As an older student, I started a tutoring service during pandemic lockdowns. I made curated lists of edtech platforms for kids to avoid the summer slide. In a way, I was indirectly marketing the services of those edtech companies.
Working in marketing requires strategy. An intentional one. A strategy that involves cheerleading, offering buyers hope, and marketing honestly.
Consistently cheerlead your edtech products
My younger self would give edtech reviews, completely unprompted. Maybe I played a memory game and wanted to tell other people how fun it was. Or I got frustrated and was ready to convince anyone within earshot to delete it.
Marketers can't be as random with their communications. Cheerleading edtech products needs to happen internally, whether you're
pitching a new marketing tactic to your team
encouraging your sales team to increase conversions with new collateral
or calling out your product's abilities when stakeholders have doubts
But the people you need to excite the most are the ones outside of your organization.
Your leads and customers don't work for your company. They aren't in your team meetings. So building hype for them is THE way to
earn buyer trust.
build word-of-mouth marketing.
For a kid, cheerleading a product ends when frustration outweighs the fun. In marketing, it's a cyclical process that can't stop when you're having a tough work week.
Give the gift of actionable hope
Movies, career day, and Halloween give kids windows into different lives. Lives they might want one day.
Good marketing in edtech gives that same idealistic feeling.
The difference? It gives buyers actionable steps to give their kids different outcomes, with:
My kid commentary was never recorded because my product reviews weren't planned.
If you have a loyal customer school and they're willing to publicize their experience with your products, you've struck gold.
Imagine all the content you can collect. And all the platforms you can share these testimonials on.
Tell the story of your edtech products honestly
You can't dramatize your products to impress your buyers. That would be childish—get it?!
Cheerleading what your products can do and giving buyers actionable hope has to be done truthfully.

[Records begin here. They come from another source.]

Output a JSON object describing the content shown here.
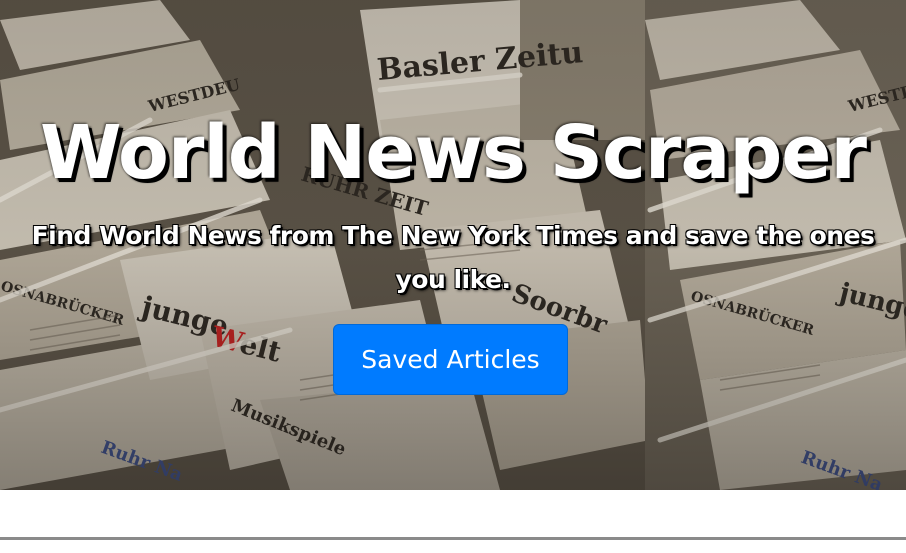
{
  "hero": {
    "title": "World News Scraper",
    "subtitle": "Find World News from The New York Times and save the ones you like.",
    "button_label": "Saved Articles",
    "background": "newspaper-rack-photo"
  },
  "newspaper_mastheads": [
    "Basler Zeitu",
    "WESTDEU",
    "OSNABRÜCKER ZEITUNG",
    "junge Welt",
    "RUHR NACHRICHTEN",
    "Ruhr Na"
  ],
  "colors": {
    "button": "#007bff",
    "title_text": "#ffffff",
    "text_shadow": "#000000"
  }
}
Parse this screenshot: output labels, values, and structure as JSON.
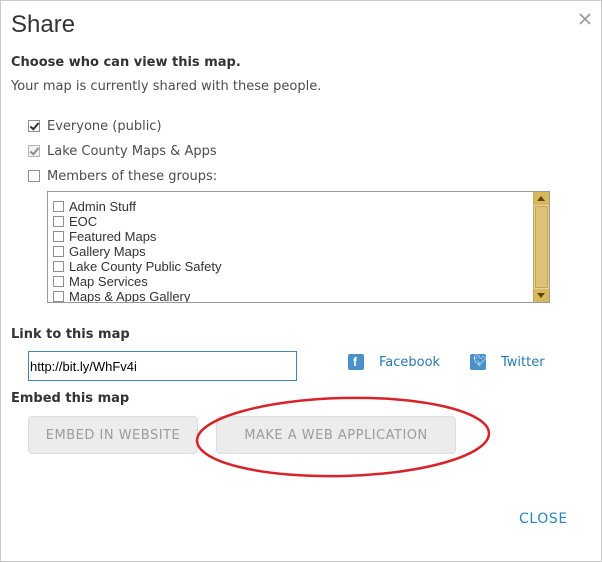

It's the ethical way to do marketing. And your returns will probably stretch the farthest.
Convincing someone to buy is a win. But how do you get them to come back? How do you get them to share your products with their friends?
Not with overdramatized results. Or impossible guarantees.
Marketing in edtech needs to inspire customers by sharing what their products were designed to do.